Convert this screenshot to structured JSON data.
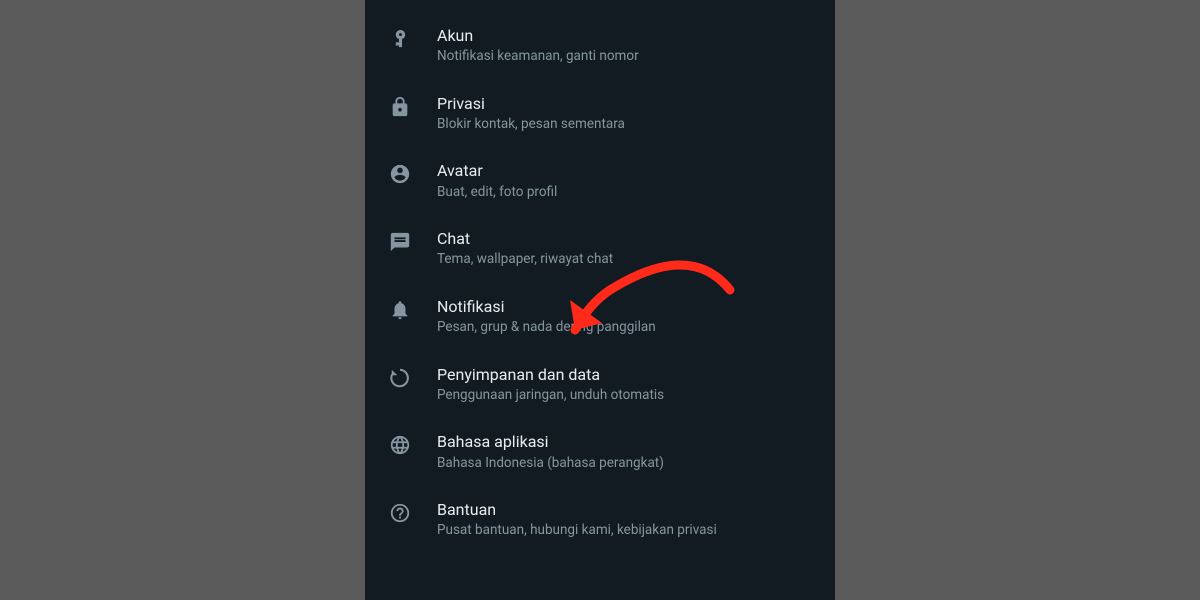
{
  "settings": [
    {
      "title": "Akun",
      "subtitle": "Notifikasi keamanan, ganti nomor",
      "icon": "key"
    },
    {
      "title": "Privasi",
      "subtitle": "Blokir kontak, pesan sementara",
      "icon": "lock"
    },
    {
      "title": "Avatar",
      "subtitle": "Buat, edit, foto profil",
      "icon": "avatar"
    },
    {
      "title": "Chat",
      "subtitle": "Tema, wallpaper, riwayat chat",
      "icon": "chat"
    },
    {
      "title": "Notifikasi",
      "subtitle": "Pesan, grup & nada dering panggilan",
      "icon": "bell"
    },
    {
      "title": "Penyimpanan dan data",
      "subtitle": "Penggunaan jaringan, unduh otomatis",
      "icon": "data"
    },
    {
      "title": "Bahasa aplikasi",
      "subtitle": "Bahasa Indonesia (bahasa perangkat)",
      "icon": "globe"
    },
    {
      "title": "Bantuan",
      "subtitle": "Pusat bantuan, hubungi kami, kebijakan privasi",
      "icon": "help"
    }
  ]
}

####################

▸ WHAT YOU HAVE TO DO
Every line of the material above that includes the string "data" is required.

▸ COMPLETED EXERCISE
Convert this screenshot to structured JSON data.
      "title": "Penyimpanan dan data",
      "icon": "data"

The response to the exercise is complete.